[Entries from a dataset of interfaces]
'''
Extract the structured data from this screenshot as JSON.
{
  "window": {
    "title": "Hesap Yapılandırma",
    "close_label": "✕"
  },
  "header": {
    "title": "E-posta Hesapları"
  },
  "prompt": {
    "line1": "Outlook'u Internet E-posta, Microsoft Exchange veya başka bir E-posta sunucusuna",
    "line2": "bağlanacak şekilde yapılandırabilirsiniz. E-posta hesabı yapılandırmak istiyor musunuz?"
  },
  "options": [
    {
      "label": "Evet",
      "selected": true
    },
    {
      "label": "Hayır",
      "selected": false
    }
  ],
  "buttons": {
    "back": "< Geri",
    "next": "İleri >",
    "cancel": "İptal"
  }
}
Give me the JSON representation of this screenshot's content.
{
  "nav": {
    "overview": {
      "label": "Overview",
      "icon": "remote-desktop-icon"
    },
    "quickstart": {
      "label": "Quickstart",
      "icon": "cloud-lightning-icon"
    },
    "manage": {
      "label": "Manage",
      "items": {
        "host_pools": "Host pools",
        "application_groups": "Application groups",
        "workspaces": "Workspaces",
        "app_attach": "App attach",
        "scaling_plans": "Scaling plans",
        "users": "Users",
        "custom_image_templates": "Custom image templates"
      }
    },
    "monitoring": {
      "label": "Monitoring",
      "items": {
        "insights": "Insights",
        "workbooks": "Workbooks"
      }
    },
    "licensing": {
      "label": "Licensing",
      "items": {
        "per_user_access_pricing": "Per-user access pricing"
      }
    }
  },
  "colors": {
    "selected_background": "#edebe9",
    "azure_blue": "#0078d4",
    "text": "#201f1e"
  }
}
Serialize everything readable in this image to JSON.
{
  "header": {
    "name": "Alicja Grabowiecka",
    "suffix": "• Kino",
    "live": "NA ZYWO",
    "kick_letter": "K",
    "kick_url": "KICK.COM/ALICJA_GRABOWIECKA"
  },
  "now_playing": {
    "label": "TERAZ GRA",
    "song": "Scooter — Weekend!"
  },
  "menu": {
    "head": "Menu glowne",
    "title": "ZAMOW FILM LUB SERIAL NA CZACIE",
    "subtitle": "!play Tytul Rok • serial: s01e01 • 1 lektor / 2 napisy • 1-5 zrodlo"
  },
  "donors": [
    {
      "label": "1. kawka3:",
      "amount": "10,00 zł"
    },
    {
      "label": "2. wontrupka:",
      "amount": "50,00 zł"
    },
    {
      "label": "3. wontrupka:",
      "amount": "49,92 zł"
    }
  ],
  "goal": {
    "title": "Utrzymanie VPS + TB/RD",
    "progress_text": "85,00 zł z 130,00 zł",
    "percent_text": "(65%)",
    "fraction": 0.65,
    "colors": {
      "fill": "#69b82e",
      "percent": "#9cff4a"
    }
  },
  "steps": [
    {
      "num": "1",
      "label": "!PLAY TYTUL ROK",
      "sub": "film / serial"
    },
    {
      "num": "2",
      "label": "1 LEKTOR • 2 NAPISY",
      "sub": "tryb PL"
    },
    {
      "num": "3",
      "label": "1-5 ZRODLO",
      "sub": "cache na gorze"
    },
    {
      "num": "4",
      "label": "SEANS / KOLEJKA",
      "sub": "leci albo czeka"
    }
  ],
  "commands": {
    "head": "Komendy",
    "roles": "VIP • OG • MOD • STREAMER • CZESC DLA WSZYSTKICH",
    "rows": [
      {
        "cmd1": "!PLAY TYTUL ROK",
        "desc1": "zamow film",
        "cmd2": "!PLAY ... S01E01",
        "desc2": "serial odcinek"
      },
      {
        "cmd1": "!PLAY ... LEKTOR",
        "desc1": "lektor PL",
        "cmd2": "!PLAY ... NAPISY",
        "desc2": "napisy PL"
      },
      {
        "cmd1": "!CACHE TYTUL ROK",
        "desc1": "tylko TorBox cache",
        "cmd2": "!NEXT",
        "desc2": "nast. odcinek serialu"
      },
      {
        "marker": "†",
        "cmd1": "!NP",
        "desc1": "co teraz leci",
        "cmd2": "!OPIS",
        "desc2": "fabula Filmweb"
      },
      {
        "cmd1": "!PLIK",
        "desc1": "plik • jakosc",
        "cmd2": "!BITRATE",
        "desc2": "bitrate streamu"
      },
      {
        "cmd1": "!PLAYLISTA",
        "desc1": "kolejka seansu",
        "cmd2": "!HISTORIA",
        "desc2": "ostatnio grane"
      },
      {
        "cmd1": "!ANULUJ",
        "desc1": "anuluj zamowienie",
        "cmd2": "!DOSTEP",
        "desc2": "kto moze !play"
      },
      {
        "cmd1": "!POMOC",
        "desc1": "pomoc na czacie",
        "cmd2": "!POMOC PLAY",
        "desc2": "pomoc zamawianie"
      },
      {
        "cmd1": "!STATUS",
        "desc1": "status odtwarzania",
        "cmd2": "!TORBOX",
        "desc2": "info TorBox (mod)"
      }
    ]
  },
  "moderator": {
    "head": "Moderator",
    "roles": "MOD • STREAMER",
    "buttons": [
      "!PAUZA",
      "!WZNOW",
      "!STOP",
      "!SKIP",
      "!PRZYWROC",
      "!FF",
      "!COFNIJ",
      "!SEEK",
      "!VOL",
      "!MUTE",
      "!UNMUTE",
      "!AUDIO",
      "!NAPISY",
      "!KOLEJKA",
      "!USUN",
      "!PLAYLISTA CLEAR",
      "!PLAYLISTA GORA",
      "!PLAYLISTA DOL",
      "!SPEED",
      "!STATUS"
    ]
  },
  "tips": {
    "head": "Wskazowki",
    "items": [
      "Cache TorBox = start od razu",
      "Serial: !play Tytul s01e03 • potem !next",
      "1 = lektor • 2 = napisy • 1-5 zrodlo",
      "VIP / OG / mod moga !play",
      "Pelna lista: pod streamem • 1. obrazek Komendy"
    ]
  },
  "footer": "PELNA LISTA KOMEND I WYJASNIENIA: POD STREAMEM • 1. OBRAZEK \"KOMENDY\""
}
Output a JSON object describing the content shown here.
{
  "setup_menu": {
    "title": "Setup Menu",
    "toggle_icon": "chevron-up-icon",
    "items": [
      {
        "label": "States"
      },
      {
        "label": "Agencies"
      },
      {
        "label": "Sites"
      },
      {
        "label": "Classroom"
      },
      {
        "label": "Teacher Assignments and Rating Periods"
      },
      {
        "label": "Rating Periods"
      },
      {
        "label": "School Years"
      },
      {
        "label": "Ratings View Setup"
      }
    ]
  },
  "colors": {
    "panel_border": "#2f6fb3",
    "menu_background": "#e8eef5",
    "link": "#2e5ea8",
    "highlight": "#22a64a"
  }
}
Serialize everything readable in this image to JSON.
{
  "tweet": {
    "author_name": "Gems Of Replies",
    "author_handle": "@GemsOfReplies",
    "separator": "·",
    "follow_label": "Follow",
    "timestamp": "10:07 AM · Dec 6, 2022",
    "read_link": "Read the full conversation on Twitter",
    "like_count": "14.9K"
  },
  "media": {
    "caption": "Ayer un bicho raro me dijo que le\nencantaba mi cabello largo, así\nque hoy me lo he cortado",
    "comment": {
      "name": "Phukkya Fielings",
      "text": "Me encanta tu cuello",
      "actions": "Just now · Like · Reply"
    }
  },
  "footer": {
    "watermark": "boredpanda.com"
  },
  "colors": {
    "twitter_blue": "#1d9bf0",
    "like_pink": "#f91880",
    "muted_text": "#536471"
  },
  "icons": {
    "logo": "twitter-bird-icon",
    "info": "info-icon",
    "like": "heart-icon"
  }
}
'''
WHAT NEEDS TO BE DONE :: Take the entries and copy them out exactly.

REPLY TO THE TASK ::
Extract the structured data from this screenshot as JSON.
{
  "window": {
    "title": "Hesap Yapılandırma",
    "close_label": "✕"
  },
  "header": {
    "title": "E-posta Hesapları"
  },
  "prompt": {
    "line1": "Outlook'u Internet E-posta, Microsoft Exchange veya başka bir E-posta sunucusuna",
    "line2": "bağlanacak şekilde yapılandırabilirsiniz. E-posta hesabı yapılandırmak istiyor musunuz?"
  },
  "options": [
    {
      "label": "Evet",
      "selected": true
    },
    {
      "label": "Hayır",
      "selected": false
    }
  ],
  "buttons": {
    "back": "< Geri",
    "next": "İleri >",
    "cancel": "İptal"
  }
}
Give me the JSON representation of this screenshot's content.
{
  "nav": {
    "overview": {
      "label": "Overview",
      "icon": "remote-desktop-icon"
    },
    "quickstart": {
      "label": "Quickstart",
      "icon": "cloud-lightning-icon"
    },
    "manage": {
      "label": "Manage",
      "items": {
        "host_pools": "Host pools",
        "application_groups": "Application groups",
        "workspaces": "Workspaces",
        "app_attach": "App attach",
        "scaling_plans": "Scaling plans",
        "users": "Users",
        "custom_image_templates": "Custom image templates"
      }
    },
    "monitoring": {
      "label": "Monitoring",
      "items": {
        "insights": "Insights",
        "workbooks": "Workbooks"
      }
    },
    "licensing": {
      "label": "Licensing",
      "items": {
        "per_user_access_pricing": "Per-user access pricing"
      }
    }
  },
  "colors": {
    "selected_background": "#edebe9",
    "azure_blue": "#0078d4",
    "text": "#201f1e"
  }
}
Serialize everything readable in this image to JSON.
{
  "header": {
    "name": "Alicja Grabowiecka",
    "suffix": "• Kino",
    "live": "NA ZYWO",
    "kick_letter": "K",
    "kick_url": "KICK.COM/ALICJA_GRABOWIECKA"
  },
  "now_playing": {
    "label": "TERAZ GRA",
    "song": "Scooter — Weekend!"
  },
  "menu": {
    "head": "Menu glowne",
    "title": "ZAMOW FILM LUB SERIAL NA CZACIE",
    "subtitle": "!play Tytul Rok • serial: s01e01 • 1 lektor / 2 napisy • 1-5 zrodlo"
  },
  "donors": [
    {
      "label": "1. kawka3:",
      "amount": "10,00 zł"
    },
    {
      "label": "2. wontrupka:",
      "amount": "50,00 zł"
    },
    {
      "label": "3. wontrupka:",
      "amount": "49,92 zł"
    }
  ],
  "goal": {
    "title": "Utrzymanie VPS + TB/RD",
    "progress_text": "85,00 zł z 130,00 zł",
    "percent_text": "(65%)",
    "fraction": 0.65,
    "colors": {
      "fill": "#69b82e",
      "percent": "#9cff4a"
    }
  },
  "steps": [
    {
      "num": "1",
      "label": "!PLAY TYTUL ROK",
      "sub": "film / serial"
    },
    {
      "num": "2",
      "label": "1 LEKTOR • 2 NAPISY",
      "sub": "tryb PL"
    },
    {
      "num": "3",
      "label": "1-5 ZRODLO",
      "sub": "cache na gorze"
    },
    {
      "num": "4",
      "label": "SEANS / KOLEJKA",
      "sub": "leci albo czeka"
    }
  ],
  "commands": {
    "head": "Komendy",
    "roles": "VIP • OG • MOD • STREAMER • CZESC DLA WSZYSTKICH",
    "rows": [
      {
        "cmd1": "!PLAY TYTUL ROK",
        "desc1": "zamow film",
        "cmd2": "!PLAY ... S01E01",
        "desc2": "serial odcinek"
      },
      {
        "cmd1": "!PLAY ... LEKTOR",
        "desc1": "lektor PL",
        "cmd2": "!PLAY ... NAPISY",
        "desc2": "napisy PL"
      },
      {
        "cmd1": "!CACHE TYTUL ROK",
        "desc1": "tylko TorBox cache",
        "cmd2": "!NEXT",
        "desc2": "nast. odcinek serialu"
      },
      {
        "marker": "†",
        "cmd1": "!NP",
        "desc1": "co teraz leci",
        "cmd2": "!OPIS",
        "desc2": "fabula Filmweb"
      },
      {
        "cmd1": "!PLIK",
        "desc1": "plik • jakosc",
        "cmd2": "!BITRATE",
        "desc2": "bitrate streamu"
      },
      {
        "cmd1": "!PLAYLISTA",
        "desc1": "kolejka seansu",
        "cmd2": "!HISTORIA",
        "desc2": "ostatnio grane"
      },
      {
        "cmd1": "!ANULUJ",
        "desc1": "anuluj zamowienie",
        "cmd2": "!DOSTEP",
        "desc2": "kto moze !play"
      },
      {
        "cmd1": "!POMOC",
        "desc1": "pomoc na czacie",
        "cmd2": "!POMOC PLAY",
        "desc2": "pomoc zamawianie"
      },
      {
        "cmd1": "!STATUS",
        "desc1": "status odtwarzania",
        "cmd2": "!TORBOX",
        "desc2": "info TorBox (mod)"
      }
    ]
  },
  "moderator": {
    "head": "Moderator",
    "roles": "MOD • STREAMER",
    "buttons": [
      "!PAUZA",
      "!WZNOW",
      "!STOP",
      "!SKIP",
      "!PRZYWROC",
      "!FF",
      "!COFNIJ",
      "!SEEK",
      "!VOL",
      "!MUTE",
      "!UNMUTE",
      "!AUDIO",
      "!NAPISY",
      "!KOLEJKA",
      "!USUN",
      "!PLAYLISTA CLEAR",
      "!PLAYLISTA GORA",
      "!PLAYLISTA DOL",
      "!SPEED",
      "!STATUS"
    ]
  },
  "tips": {
    "head": "Wskazowki",
    "items": [
      "Cache TorBox = start od razu",
      "Serial: !play Tytul s01e03 • potem !next",
      "1 = lektor • 2 = napisy • 1-5 zrodlo",
      "VIP / OG / mod moga !play",
      "Pelna lista: pod streamem • 1. obrazek Komendy"
    ]
  },
  "footer": "PELNA LISTA KOMEND I WYJASNIENIA: POD STREAMEM • 1. OBRAZEK \"KOMENDY\""
}
Output a JSON object describing the content shown here.
{
  "setup_menu": {
    "title": "Setup Menu",
    "toggle_icon": "chevron-up-icon",
    "items": [
      {
        "label": "States"
      },
      {
        "label": "Agencies"
      },
      {
        "label": "Sites"
      },
      {
        "label": "Classroom"
      },
      {
        "label": "Teacher Assignments and Rating Periods"
      },
      {
        "label": "Rating Periods"
      },
      {
        "label": "School Years"
      },
      {
        "label": "Ratings View Setup"
      }
    ]
  },
  "colors": {
    "panel_border": "#2f6fb3",
    "menu_background": "#e8eef5",
    "link": "#2e5ea8",
    "highlight": "#22a64a"
  }
}
Serialize everything readable in this image to JSON.
{
  "tweet": {
    "author_name": "Gems Of Replies",
    "author_handle": "@GemsOfReplies",
    "separator": "·",
    "follow_label": "Follow",
    "timestamp": "10:07 AM · Dec 6, 2022",
    "read_link": "Read the full conversation on Twitter",
    "like_count": "14.9K"
  },
  "media": {
    "caption": "Ayer un bicho raro me dijo que le\nencantaba mi cabello largo, así\nque hoy me lo he cortado",
    "comment": {
      "name": "Phukkya Fielings",
      "text": "Me encanta tu cuello",
      "actions": "Just now · Like · Reply"
    }
  },
  "footer": {
    "watermark": "boredpanda.com"
  },
  "colors": {
    "twitter_blue": "#1d9bf0",
    "like_pink": "#f91880",
    "muted_text": "#536471"
  },
  "icons": {
    "logo": "twitter-bird-icon",
    "info": "info-icon",
    "like": "heart-icon"
  }
}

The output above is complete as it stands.